Ann would attend Hollins University in Roanoke, Virginia, earning a BA in 1961. And it’s here, or rather near here, that she met husband Richard, who was earning a law degree from Washington & Lee University in nearby Lexington. The two would settle in Natural Bridge, Virginia, for a spell, where Ann taught 4th grade. Eventually it was Baltimore they would call home, as Richard landed with a city law firm. That law firm would call upon Richard to open a secondary branch in Easton, Maryland, and so the couple packed up once more and relocated. The year was 1974 and they haven’t looked back since.
“I was not a ‘country girl’ but soon learned to love it. I have seen Easton grow from a small country town into a vibrant cosmopolitan area. We have benefited from the influx of people, like my husband and I, who were looking for a more relaxed lifestyle, yet were driven to work hard and contribute to their community. Easton is now a model for the idea that you can have it all—restaurants, cultural institutions, sports activities abound, yet a peaceful morning watching the geese settle on the river can be enjoyed in your own backyard.”
For Ann, having it all also meant giving back. And in the years since that serendipitous move to Easton, she has immersed herself in the community as a volunteer (“My ‘real’ career has been volunteerism,” she says), initially with her daughter Tricia’s school activities and then broader endeavors, which have included: chairing The Country School’s Annual Auction and it’s Parents Association; co-chairing the Talbot County YMCA Youth Tennis League; serving as a member of the Board of Directors for the Academy Art Museum; and as a board member of the Talbot County Harbor Club, the Talbot Country Club 18 Hole Women’s Golf, and Talbot County Garden Club. (Golf and gardening are two of Ann’s favorite activities.)
Of course, just as the geese always flock home to the Shore, so too does the story of Ann White to the Waterfowl Festival. Her contributions to the festival’s development have been mighty and all encompassing—from overseeing land purchase and construction of festival facilities to increasing exhibits and exhibitors to software programming to increasing the volunteer force to increasing both revenue and appropriations to conservation organizations and to developing print, television, and radio advertising campaigns.
She’s done it all and she’s not done yet. As we were collaborating for this article, Ann was in the middle of festival week preparations (“I will be in the office every day until next Wednesday when we start setting up our venues,” she tells me, hurriedly, when I first reach her).
In 1995, Ann was inducted into the Waterfowl Festival Hall of Fame. Think about that for a moment. Twenty years ago, she was inducted into the Hall of Fame. And Ann is still passionately volunteering each and every year since. Though the Hall is quite an honor, Ann says that the opportunity to work and interact with so many interesting people from all walks of life is the highest.

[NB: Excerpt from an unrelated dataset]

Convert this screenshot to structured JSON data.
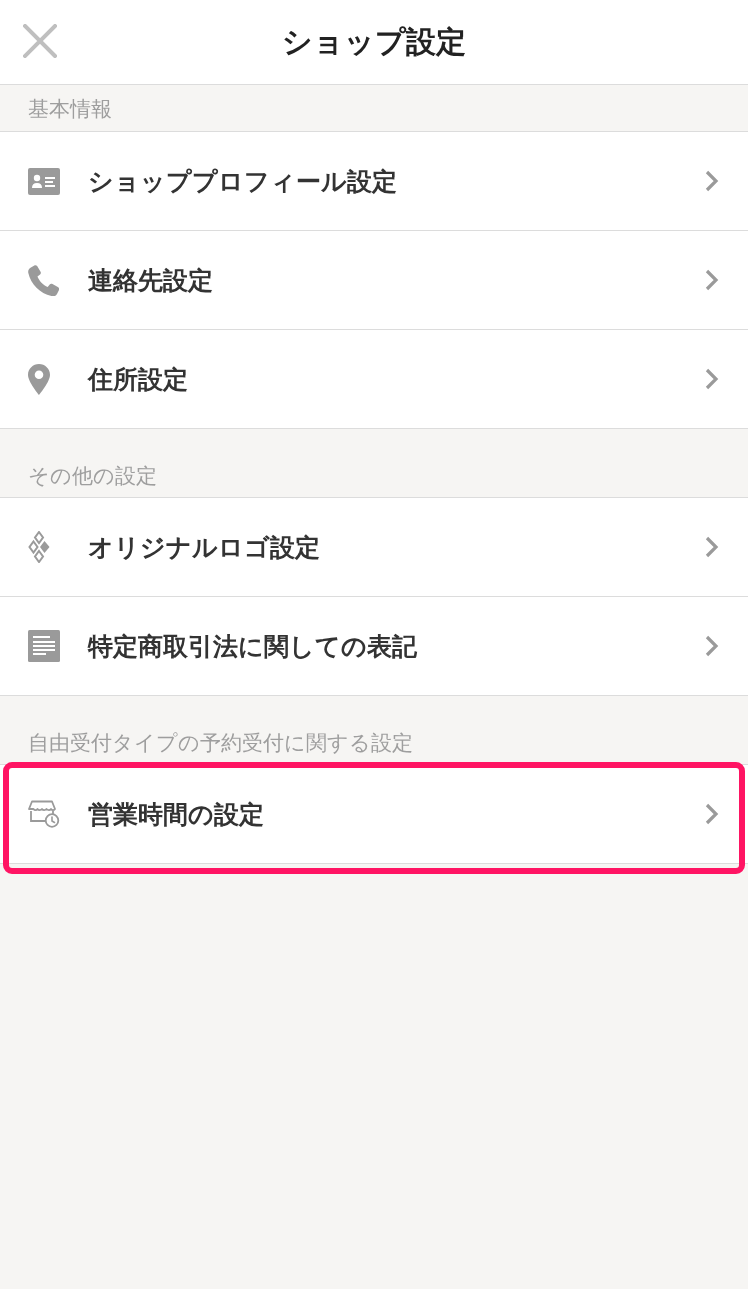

“I love meeting and getting to know people. People come in so many different shapes and sizes, with a myriad of talents. Learning to work with many different people with many different personalities has been a challenge that I have enjoyed and grown from. There is a great sense of accomplishment for all involved when a task is completed successfully.”